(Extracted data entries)
········
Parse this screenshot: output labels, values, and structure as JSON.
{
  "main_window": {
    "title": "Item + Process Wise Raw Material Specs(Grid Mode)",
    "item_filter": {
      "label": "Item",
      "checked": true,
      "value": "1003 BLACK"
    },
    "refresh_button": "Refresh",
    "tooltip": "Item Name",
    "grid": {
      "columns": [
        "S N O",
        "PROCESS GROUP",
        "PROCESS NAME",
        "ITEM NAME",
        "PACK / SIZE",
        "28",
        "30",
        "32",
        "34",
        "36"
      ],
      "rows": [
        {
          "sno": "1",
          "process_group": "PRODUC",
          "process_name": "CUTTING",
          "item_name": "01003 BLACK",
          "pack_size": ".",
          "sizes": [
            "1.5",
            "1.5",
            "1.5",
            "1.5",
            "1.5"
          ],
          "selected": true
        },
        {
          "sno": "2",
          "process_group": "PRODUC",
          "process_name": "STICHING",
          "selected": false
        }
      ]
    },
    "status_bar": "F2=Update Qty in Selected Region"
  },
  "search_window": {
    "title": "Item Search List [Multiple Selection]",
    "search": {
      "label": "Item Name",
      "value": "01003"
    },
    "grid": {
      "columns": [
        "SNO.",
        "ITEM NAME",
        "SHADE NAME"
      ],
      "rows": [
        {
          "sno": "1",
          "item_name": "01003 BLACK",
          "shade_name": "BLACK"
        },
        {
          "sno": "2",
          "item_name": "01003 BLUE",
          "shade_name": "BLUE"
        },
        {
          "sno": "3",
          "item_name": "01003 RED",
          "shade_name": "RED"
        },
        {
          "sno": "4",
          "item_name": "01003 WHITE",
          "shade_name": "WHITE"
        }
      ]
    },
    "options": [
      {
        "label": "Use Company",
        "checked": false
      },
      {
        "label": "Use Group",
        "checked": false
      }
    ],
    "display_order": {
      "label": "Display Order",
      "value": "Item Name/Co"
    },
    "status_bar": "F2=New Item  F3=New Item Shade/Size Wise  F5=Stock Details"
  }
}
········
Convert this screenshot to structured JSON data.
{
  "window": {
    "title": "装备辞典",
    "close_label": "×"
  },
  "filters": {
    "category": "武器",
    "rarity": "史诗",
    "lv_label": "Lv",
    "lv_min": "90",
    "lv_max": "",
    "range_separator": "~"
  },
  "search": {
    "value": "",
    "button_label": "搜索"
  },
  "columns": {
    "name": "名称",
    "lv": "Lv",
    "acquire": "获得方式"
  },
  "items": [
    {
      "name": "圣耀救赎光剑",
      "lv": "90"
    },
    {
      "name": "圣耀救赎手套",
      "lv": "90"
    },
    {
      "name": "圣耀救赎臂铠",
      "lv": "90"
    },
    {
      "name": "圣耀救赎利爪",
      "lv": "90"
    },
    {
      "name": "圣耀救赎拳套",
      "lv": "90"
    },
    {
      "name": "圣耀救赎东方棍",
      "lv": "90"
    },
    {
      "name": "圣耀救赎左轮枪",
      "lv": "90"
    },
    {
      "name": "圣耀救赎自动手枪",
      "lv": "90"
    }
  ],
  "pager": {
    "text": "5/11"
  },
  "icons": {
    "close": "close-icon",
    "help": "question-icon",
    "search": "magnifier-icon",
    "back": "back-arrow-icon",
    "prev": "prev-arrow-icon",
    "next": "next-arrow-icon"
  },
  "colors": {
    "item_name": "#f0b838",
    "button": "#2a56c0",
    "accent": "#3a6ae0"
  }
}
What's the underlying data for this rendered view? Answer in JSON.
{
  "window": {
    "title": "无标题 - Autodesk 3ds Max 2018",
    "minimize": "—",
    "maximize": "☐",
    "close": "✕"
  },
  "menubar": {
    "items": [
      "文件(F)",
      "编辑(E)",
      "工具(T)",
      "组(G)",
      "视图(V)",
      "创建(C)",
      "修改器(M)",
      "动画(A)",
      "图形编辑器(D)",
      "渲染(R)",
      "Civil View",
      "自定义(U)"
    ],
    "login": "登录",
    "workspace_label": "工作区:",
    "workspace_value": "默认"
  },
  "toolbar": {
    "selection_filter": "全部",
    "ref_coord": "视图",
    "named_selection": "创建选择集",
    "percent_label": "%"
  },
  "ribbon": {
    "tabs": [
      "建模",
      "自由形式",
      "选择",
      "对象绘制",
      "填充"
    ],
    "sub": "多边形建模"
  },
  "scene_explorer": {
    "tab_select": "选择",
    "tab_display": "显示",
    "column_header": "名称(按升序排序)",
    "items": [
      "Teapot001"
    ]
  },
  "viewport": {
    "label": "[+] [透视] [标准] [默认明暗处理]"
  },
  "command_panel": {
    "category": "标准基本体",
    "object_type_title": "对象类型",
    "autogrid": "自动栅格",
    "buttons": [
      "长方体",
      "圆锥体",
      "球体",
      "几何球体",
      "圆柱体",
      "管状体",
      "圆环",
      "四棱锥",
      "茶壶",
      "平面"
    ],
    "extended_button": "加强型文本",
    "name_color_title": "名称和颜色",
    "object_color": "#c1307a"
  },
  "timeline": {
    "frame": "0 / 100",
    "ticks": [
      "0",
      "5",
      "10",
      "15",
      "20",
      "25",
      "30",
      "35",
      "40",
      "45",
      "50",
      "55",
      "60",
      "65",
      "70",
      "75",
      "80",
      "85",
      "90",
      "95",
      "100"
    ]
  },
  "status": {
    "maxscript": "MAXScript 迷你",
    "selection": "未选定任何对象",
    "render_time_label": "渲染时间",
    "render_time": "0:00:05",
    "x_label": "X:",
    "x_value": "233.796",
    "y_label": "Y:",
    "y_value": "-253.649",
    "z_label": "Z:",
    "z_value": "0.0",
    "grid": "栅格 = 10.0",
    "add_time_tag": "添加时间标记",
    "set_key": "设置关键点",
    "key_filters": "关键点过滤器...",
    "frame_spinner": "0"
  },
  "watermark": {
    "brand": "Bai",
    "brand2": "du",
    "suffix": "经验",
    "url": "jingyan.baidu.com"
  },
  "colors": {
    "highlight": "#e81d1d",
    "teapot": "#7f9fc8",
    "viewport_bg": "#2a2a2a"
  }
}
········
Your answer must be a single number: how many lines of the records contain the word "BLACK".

» Solution for this exercise: 4